A handful of former Latin American presidents arrived in Venezuela on Saturday (July 15) in anticipation of observing an opposition-organized unofficial referendum on the constitution.
Opposition groups have called Sunday’s (July 16) plebiscite after months of protests, saying Venezuelans should have their say on President Nicolas Maduro’s plan to rewrite the constitution.
Former Mexican President Vicente Fox called on Venezuelans to vote and defended the legitimacy of the plebiscite.
Other former leader who will serve as observers include former Colombian President Andres Pastrana, former Bolivian President Tito Quiroga and former Costa Rican Presidents Miguel Angel Rodriguez and Laura Chinchilla.
The ex-presidents were appointed as observers by the Democratic Initiative of Spain and the Americans and invited by the opposition-led National Assembly.

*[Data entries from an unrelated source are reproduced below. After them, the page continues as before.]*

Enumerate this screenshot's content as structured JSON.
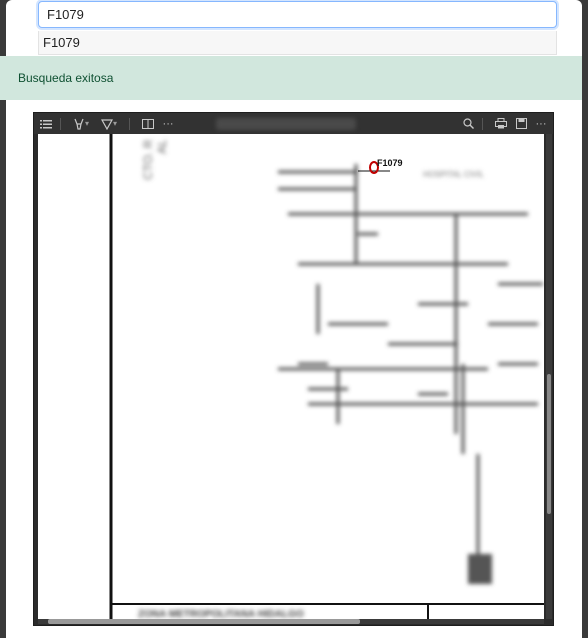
{
  "search": {
    "value": "F1079"
  },
  "suggestions": [
    "F1079"
  ],
  "alert": {
    "message": "Busqueda exitosa"
  },
  "viewer": {
    "marker_label": "F1079",
    "blurred_texts": [
      "CTO. R",
      "AL",
      "HOSPITAL CIVIL",
      "ZONA METROPOLITANA HIDALGO"
    ]
  },
  "colors": {
    "alert_bg": "#d1e7dd",
    "alert_text": "#0f5132",
    "focus_border": "#86b7fe",
    "marker": "#c00000"
  }
}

The opposition will organize the symbolic vote on Sunday (July 16) as part of its strategy to delegitimise Maduro. Venezuelans will also be asked their view on the military’s responsibility for “recovering constitutional order” and the formation of a new “national unity” government, the Democratic Unity coalition announced.
The opposition’s planned vote, likely to be dismissed by the government, would be two weeks ahead of a planned July 30 vote proposed by Maduro for a Constituent Assembly with powers to reform the constitution and supersede other institutions.
00.00-00.20 Exterior of Simon Bolivar international airport – various of ex-latin -american presidents arrive
A number of former Latin-American Presidents have arrived in Venezuela to observe an opposition-organized unofficial referendum on the country’s constitution.
The vote on Sunday was called following months of violent protests, with opposition politicians saying Venezuelans should have their say on President Nicolas Maduro’s plan to rewrite the constitution.
Former Mexican President Vicente Fox said: “It is fundamentally important that Maduro is fully aware. He can argue that millions and millions of ballots are not official, clearly they are because the call comes from the National Assembly.”
Many Venezuelans blame Maduro for his economic mismanagement, something they say has led to unprecedented shortages of basic goods, panic-buying and lengthy queues at supermarkets across the country.
One Caracas resident said: “With this referendum going nationwide, we will take to the streets of Venezuela again to tell them we don’t want this government.
“We don’t want their Constituent Assembly. The government has no backing and people have turned against them and we’ll try once and for all to end famine, misery and insecurity.”
If the ballot, which Maduro’s government considers an act of civil disobedience, goes against the president, the daily calls for his resignation are sure to intensify.
The recent wave of often violent demonstrations that have attracted hundreds of thousands across Venezuela, could indicate a landslide victory for the leader’s opponents.